Thursday, August 10, 2023

Meteorological Contributors to the Maui Fires

At least 36 people have been killed by tragic wildfires on Maui.  The NASA/USFS Fire Information Resource Management System shows fires/hotspots around Lahaina and over interior Maui.  

Prior to this event, the National Weather Service was well aware of the potential for strong and damaging trade winds, as evident in the forecast discussion below from 3:53 PM HST Monday August 7.   

They had also issued a red-flag warning for leeward (west) areas on the islands due to low humidity and strong winds with gusts over 60mph.  It was noted that any fires would "spread rapidly."  

I could not find any observations from the Lahaina area through my usual channels.  Instead, I will use data from the Kealia Pond National Wildlife Refuge with is about 20 km to the southeast (and south of the high terrain immediately east of Lahaina.  This difference could be very important as the topography of the Hawaiian Islands has highly localized impacts on airflows.  That said, if we look at a 7-day time series from this location, we see dramatic and important changes occurring on the 7th and 8th.  

Prior to the 7th, temperatures were generally reaching or just below 90°F each afternoon.  Dewpoints were between 60 and 70°F.  Winds would pick up each afternoon, with gusts peaking at about 30 mph.  

On the 7th, temperatures reached 95°F and afternoon winds gusted to as high as 37 mph.  Gusts over 25 mph continued overnight.  During the day on the 8th when the wildfires broke out and spread rapidly, temperatures once again climbed to 95°F, but the dewpoint also dropped to 55°F.  Wind gusts reached 53 mph shortly after noon HST.  
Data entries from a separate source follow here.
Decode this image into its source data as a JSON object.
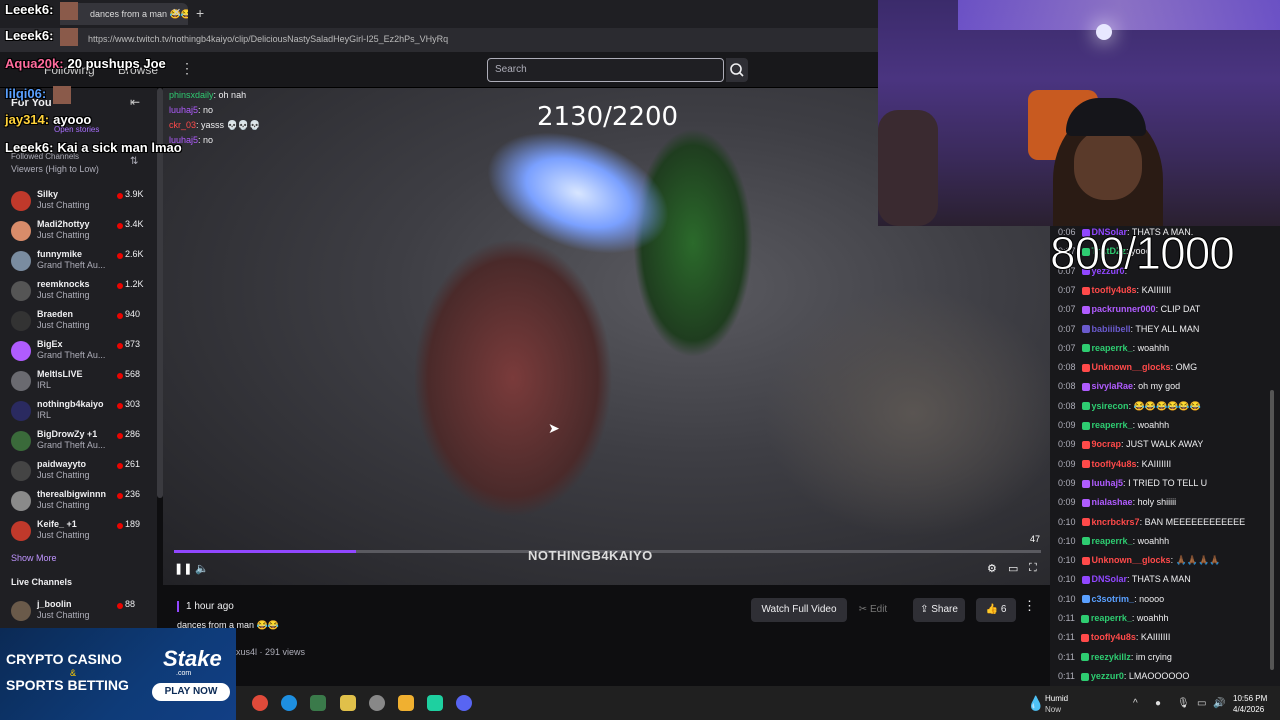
{
  "browser": {
    "tab_title": "dances from a man 😂😂",
    "url": "https://www.twitch.tv/nothingb4kaiyo/clip/DeliciousNastySaladHeyGirl-I25_Ez2hPs_VHyRq"
  },
  "nav": {
    "following": "Following",
    "browse": "Browse",
    "search_placeholder": "Search"
  },
  "sidebar": {
    "for_you": "For You",
    "open_stories": "Open stories",
    "followed": "Followed Channels",
    "sort": "Viewers (High to Low)",
    "channels": [
      {
        "name": "Silky",
        "category": "Just Chatting",
        "viewers": "3.9K",
        "color": "#c0392b"
      },
      {
        "name": "Madi2hottyy",
        "category": "Just Chatting",
        "viewers": "3.4K",
        "color": "#d98c6a"
      },
      {
        "name": "funnymike",
        "category": "Grand Theft Au...",
        "viewers": "2.6K",
        "color": "#7a8ca0"
      },
      {
        "name": "reemknocks",
        "category": "Just Chatting",
        "viewers": "1.2K",
        "color": "#555"
      },
      {
        "name": "Braeden",
        "category": "Just Chatting",
        "viewers": "940",
        "color": "#333"
      },
      {
        "name": "BigEx",
        "category": "Grand Theft Au...",
        "viewers": "873",
        "color": "#b05cff"
      },
      {
        "name": "MeltlsLIVE",
        "category": "IRL",
        "viewers": "568",
        "color": "#6a6a70"
      },
      {
        "name": "nothingb4kaiyo",
        "category": "IRL",
        "viewers": "303",
        "color": "#2a2a60"
      },
      {
        "name": "BigDrowZy +1",
        "category": "Grand Theft Au...",
        "viewers": "286",
        "color": "#3a6a3a"
      },
      {
        "name": "paidwayyto",
        "category": "Just Chatting",
        "viewers": "261",
        "color": "#444"
      },
      {
        "name": "therealbigwinnn",
        "category": "Just Chatting",
        "viewers": "236",
        "color": "#8a8a8a"
      },
      {
        "name": "Keife_ +1",
        "category": "Just Chatting",
        "viewers": "189",
        "color": "#c0392b"
      }
    ],
    "show_more": "Show More",
    "live_channels": "Live Channels",
    "live": [
      {
        "name": "j_boolin",
        "category": "Just Chatting",
        "viewers": "88",
        "color": "#6a5a4a"
      }
    ]
  },
  "player": {
    "video_chat": [
      {
        "user": "phinsxdaily",
        "text": "oh nah"
      },
      {
        "user": "luuhaj5",
        "text": "no"
      },
      {
        "user": "ckr_03",
        "text": "yasss 💀💀💀"
      },
      {
        "user": "luuhaj5",
        "text": "no"
      }
    ],
    "counter": "2130/2200",
    "time_remaining": "47",
    "watermark": "NOTHINGB4KAIYO",
    "progress": 0.21
  },
  "clip": {
    "age": "1 hour ago",
    "title": "dances from a man 😂😂",
    "meta": "xus4l · 291 views",
    "watch_full": "Watch Full Video",
    "edit": "Edit",
    "share": "Share",
    "likes": "6"
  },
  "overlay": {
    "lines": [
      {
        "user": "Leeek6:",
        "text": "",
        "color": "#ffffff",
        "img": true
      },
      {
        "user": "Leeek6:",
        "text": "",
        "color": "#ffffff",
        "img": true
      },
      {
        "user": "Aqua20k:",
        "text": "20 pushups Joe",
        "color": "#ff6b9d",
        "img": false
      },
      {
        "user": "lilqi06:",
        "text": "",
        "color": "#5aa0ff",
        "img": true
      },
      {
        "user": "jay314:",
        "text": "ayooo",
        "color": "#ffd23a",
        "img": false
      },
      {
        "user": "Leeek6:",
        "text": "Kai a sick man lmao",
        "color": "#ffffff",
        "img": false
      }
    ]
  },
  "chat": {
    "counter": "800/1000",
    "messages": [
      {
        "t": "0:06",
        "u": "DNSolar",
        "m": "THATS A MAN.",
        "c": "#9147ff"
      },
      {
        "t": "0:07",
        "u": "TrAtDZz",
        "m": "yooo",
        "c": "#2ecc71"
      },
      {
        "t": "0:07",
        "u": "yezzur0",
        "m": "",
        "c": "#9147ff"
      },
      {
        "t": "0:07",
        "u": "toofly4u8s",
        "m": "KAIIIIIII",
        "c": "#ff4a4a"
      },
      {
        "t": "0:07",
        "u": "packrunner000",
        "m": "CLIP DAT",
        "c": "#b05cff"
      },
      {
        "t": "0:07",
        "u": "babiiibell",
        "m": "THEY ALL MAN",
        "c": "#6a5acd"
      },
      {
        "t": "0:07",
        "u": "reaperrk_",
        "m": "woahhh",
        "c": "#2ecc71"
      },
      {
        "t": "0:08",
        "u": "Unknown__glocks",
        "m": "OMG",
        "c": "#ff4a4a"
      },
      {
        "t": "0:08",
        "u": "sivylaRae",
        "m": "oh my god",
        "c": "#b05cff"
      },
      {
        "t": "0:08",
        "u": "ysirecon",
        "m": "😂😂😂😂😂😂",
        "c": "#2ecc71"
      },
      {
        "t": "0:09",
        "u": "reaperrk_",
        "m": "woahhh",
        "c": "#2ecc71"
      },
      {
        "t": "0:09",
        "u": "9ocrap",
        "m": "JUST WALK AWAY",
        "c": "#ff4a4a"
      },
      {
        "t": "0:09",
        "u": "toofly4u8s",
        "m": "KAIIIIIII",
        "c": "#ff4a4a"
      },
      {
        "t": "0:09",
        "u": "luuhaj5",
        "m": "I TRIED TO TELL U",
        "c": "#b05cff"
      },
      {
        "t": "0:09",
        "u": "nialashae",
        "m": "holy shiiiii",
        "c": "#b05cff"
      },
      {
        "t": "0:10",
        "u": "kncrbckrs7",
        "m": "BAN MEEEEEEEEEEEE",
        "c": "#ff4a4a"
      },
      {
        "t": "0:10",
        "u": "reaperrk_",
        "m": "woahhh",
        "c": "#2ecc71"
      },
      {
        "t": "0:10",
        "u": "Unknown__glocks",
        "m": "🙏🏾🙏🏾🙏🏾🙏🏾",
        "c": "#ff4a4a"
      },
      {
        "t": "0:10",
        "u": "DNSolar",
        "m": "THATS A MAN",
        "c": "#9147ff"
      },
      {
        "t": "0:10",
        "u": "c3sotrim_",
        "m": "noooo",
        "c": "#5aa0ff"
      },
      {
        "t": "0:11",
        "u": "reaperrk_",
        "m": "woahhh",
        "c": "#2ecc71"
      },
      {
        "t": "0:11",
        "u": "toofly4u8s",
        "m": "KAIIIIIII",
        "c": "#ff4a4a"
      },
      {
        "t": "0:11",
        "u": "reezykillz",
        "m": "im crying",
        "c": "#2ecc71"
      },
      {
        "t": "0:11",
        "u": "yezzur0",
        "m": "LMAOOOOOO",
        "c": "#2ecc71"
      }
    ]
  },
  "ad": {
    "line1": "CRYPTO CASINO",
    "amp": "&",
    "line2": "SPORTS BETTING",
    "brand": "Stake",
    "brand_sub": ".com",
    "cta": "PLAY NOW"
  },
  "taskbar": {
    "weather_title": "Humid",
    "weather_sub": "Now",
    "time": "10:56 PM",
    "date": "4/4/2026"
  }
}
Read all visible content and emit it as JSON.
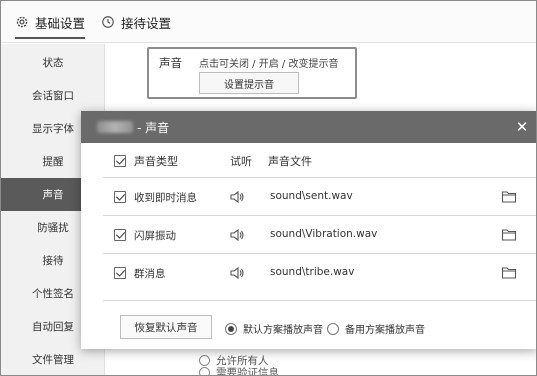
{
  "top_tabs": [
    {
      "label": "基础设置",
      "icon": "gear-icon"
    },
    {
      "label": "接待设置",
      "icon": "clock-icon"
    }
  ],
  "sidebar": {
    "items": [
      {
        "label": "状态"
      },
      {
        "label": "会话窗口"
      },
      {
        "label": "显示字体"
      },
      {
        "label": "提醒"
      },
      {
        "label": "声音"
      },
      {
        "label": "防骚扰"
      },
      {
        "label": "接待"
      },
      {
        "label": "个性签名"
      },
      {
        "label": "自动回复"
      },
      {
        "label": "文件管理"
      }
    ],
    "active_label": "声音"
  },
  "main": {
    "sound_label": "声音",
    "sound_desc": "点击可关闭 / 开启 / 改变提示音",
    "set_sound_button": "设置提示音",
    "bg_line_1": "允许所有人",
    "bg_line_2": "需要验证信息"
  },
  "dialog": {
    "title_suffix": "- 声音",
    "close_icon": "close-icon",
    "headers": {
      "type": "声音类型",
      "listen": "试听",
      "file": "声音文件"
    },
    "rows": [
      {
        "checked": true,
        "name": "收到即时消息",
        "file": "sound\\sent.wav"
      },
      {
        "checked": true,
        "name": "闪屏振动",
        "file": "sound\\Vibration.wav"
      },
      {
        "checked": true,
        "name": "群消息",
        "file": "sound\\tribe.wav"
      }
    ],
    "restore_button": "恢复默认声音",
    "radio_default": "默认方案播放声音",
    "radio_backup": "备用方案播放声音",
    "selected_radio": "默认方案播放声音"
  }
}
Media reports have mentioned Hurricane Dora.  Dora Passes well to the south of the islands, but it may have important indirect effects.  The analysis below shows the heights (black contours), wind speeds (color contours in meters per second), and winds (full barb = 5 m/s or 10 knots) at 925 mb in the days leading up to the event (the last analysis if 1800 UTC 8 August).  As Dora moves westward, the subtropical high to the north also strengthens and moves westward.  This greatly enhances the easterly trade wind flow approaching Hawaii.  

The GFS poorly resolves the Hawaiian Islands, but the topography of those islands, as discussed in the above NWS discussion, can strongly affect local airflows.  Strong winds at Kealia Pond National Wildlife Refuge likely reflected gap flows between the two primary peaks of Maui.  Numerical simulations may be needed to tease out what happened at Lahaina.

1 comment:

  1. Much of the West side of Maui has been under pretty bad drought with even water restrictions in place. This wildfire spread quite rapidly over the Western Mountains and Upcountry (Kula), then went downslope with the winds and incinerated Lahaina.

    It looks like the nonnative ornamental grasses over former agricultural areas + long-term drought + perfect atmospheric conditions with the hurricane passing to the south = this terrible disaster, perhaps one of the worst in Hawaii's history.

    One other thing, 95 is very hot for Maui, as their record high is 97. It's becoming more commonplace for these very warm temperatures, which just further serves to dry out the vegetation.